Yesterday’s announcement about my new email address sparked a conversation about how to remove an old email address from Mozilla Thunderbird’s address book. By default, Thunderbird collects the addresses of anyone you send an email to and saves them so you can easily send an email to them again later. This is great until someone changes their email address or you don’t want them to show up in auto-fill suggestions anymore.
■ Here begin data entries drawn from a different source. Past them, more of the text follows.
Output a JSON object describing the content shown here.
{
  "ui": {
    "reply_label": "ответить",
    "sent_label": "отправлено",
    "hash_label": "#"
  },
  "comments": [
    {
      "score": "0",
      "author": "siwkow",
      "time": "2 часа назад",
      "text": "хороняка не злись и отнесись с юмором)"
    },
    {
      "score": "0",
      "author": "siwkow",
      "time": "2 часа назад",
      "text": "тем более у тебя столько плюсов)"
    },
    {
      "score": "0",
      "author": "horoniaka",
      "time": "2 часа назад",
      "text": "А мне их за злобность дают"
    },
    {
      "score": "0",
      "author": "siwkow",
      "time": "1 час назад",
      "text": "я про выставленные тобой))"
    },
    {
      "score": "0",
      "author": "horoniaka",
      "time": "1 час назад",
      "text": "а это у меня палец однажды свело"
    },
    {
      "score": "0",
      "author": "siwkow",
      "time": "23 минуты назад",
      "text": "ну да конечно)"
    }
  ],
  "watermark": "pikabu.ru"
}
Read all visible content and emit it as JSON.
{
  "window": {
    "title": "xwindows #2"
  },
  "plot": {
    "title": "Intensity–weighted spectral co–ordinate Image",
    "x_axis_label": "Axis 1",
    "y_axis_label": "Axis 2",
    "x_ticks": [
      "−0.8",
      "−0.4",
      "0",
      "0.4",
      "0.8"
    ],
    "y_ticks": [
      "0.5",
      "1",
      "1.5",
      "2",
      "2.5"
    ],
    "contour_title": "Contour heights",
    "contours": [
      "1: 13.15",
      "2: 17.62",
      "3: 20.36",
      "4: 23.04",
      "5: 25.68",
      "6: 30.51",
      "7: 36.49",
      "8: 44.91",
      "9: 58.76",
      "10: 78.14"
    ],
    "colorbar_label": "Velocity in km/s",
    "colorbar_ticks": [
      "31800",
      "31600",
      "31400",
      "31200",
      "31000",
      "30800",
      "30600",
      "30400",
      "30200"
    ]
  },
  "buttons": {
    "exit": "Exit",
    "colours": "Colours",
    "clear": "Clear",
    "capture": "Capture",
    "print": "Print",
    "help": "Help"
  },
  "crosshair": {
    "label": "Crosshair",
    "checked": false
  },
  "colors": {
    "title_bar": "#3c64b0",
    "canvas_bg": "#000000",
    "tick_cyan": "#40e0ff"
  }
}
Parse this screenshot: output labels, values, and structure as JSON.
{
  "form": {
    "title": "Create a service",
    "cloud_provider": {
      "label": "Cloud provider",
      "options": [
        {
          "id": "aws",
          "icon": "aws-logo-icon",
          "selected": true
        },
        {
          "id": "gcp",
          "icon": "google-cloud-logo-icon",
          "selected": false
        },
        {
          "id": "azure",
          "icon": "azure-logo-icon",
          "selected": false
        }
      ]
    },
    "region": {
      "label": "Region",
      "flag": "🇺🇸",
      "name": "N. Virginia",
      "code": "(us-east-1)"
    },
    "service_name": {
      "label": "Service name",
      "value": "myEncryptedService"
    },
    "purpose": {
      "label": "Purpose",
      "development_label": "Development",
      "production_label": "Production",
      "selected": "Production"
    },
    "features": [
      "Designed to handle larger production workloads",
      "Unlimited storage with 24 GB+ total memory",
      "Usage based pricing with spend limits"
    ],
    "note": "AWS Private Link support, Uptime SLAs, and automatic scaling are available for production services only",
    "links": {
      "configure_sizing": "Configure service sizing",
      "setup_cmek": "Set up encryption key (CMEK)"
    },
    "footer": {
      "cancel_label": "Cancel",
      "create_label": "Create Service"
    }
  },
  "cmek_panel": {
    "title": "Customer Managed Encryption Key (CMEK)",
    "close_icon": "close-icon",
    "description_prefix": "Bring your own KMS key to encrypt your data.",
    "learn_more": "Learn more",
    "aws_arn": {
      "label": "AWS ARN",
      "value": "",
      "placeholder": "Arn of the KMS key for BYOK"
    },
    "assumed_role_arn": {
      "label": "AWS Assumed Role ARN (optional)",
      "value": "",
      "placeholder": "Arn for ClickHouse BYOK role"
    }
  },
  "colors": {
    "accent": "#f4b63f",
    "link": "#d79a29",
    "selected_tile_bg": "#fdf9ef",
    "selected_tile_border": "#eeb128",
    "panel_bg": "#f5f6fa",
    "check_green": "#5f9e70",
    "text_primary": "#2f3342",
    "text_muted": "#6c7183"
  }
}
To remove someone from the automatically collected addresses, try the following:

  1. Click  the Address Book button at the top of Thunderbird (next to the Write button)
  2. Click on Collected Addresses on the left side of the window
  3. In the Search box at the top right, type in the name of the person you want to remove
  4. Select the appropriate search result
  5. Click the Delete button
  6. Close the Address Book window

Did you know?… When in Thunderbird, you can press Ctrl+N or Ctrl+M to create a new email and Ctrl+Enter to send it.

That is all for this time, stay tuned for the next Small Bytes!

Small Bytes Vol. 79 – Oldies But Goodies

Looking through the archives I found a couple of tips I wanted to remind everyone about…

Did you know?… You can select an entire document by pressing Ctrl-A. Combine that with Ctrl-C (copy) and Ctrl-V (paste) and you have a fast and easy way to select, copy, and paste an entire document more efficiently. And in Microsoft Word, there are easy ways to select an entire word, sentence, and paragraph.

  • To select a word, double-click anywhere in the word.
  • To select a sentence, hold the Ctrl key on the keyboard and click anywhere in the sentence. (You must click off the sentence to before you can select another sentence in this manner.)
  • To select a paragraph, quickly click 3 times anywhere in the paragraph.

That’s all for this time. Stay tuned for the next Small Bytes!

OCD Vol. 7 – Active Learning

Faculty Focus had a great article a few months ago about the Five Key Principles of Active Learning. These are applicable in the online environment also. The five principles are:

  1. Learning involves the active construction of meaning by the learner.
  2. Learning facts and learning to do something are two different processes.
  3. Some things that are learned are specific to the domain or context (subject matter or course) in which they are learned, whereas other things are more readily transferred to other domains.
  4. Individuals are likely to learn more when they learn with others than when they learn alone.
  5. Meaningful learning is facilitated by articulating explanations, whether to one’s self, peers, or teachers.

Please read the article to find out more information about each principle.

ANGEL Tip - If you come to ANGEL via MyWashburn, make sure you have set your MyWashburn timeout settings. By default it is set for 15 minutes and most people find that is not enough time, especially when working in an online course. To set the timeout:

  1. Go to MyWashburn
  2. Log in
  3. Select the “My Account” link on the upper left.
  4. Under the “Change Timeout” section, choose your new timeout setting from the pull-down list. (It is recommended to set it to at least 120 minutes in order to accommodate idle time that may occur when reading assignments etc.)
  5. Click the “Save Changes” button at the bottom right of the screen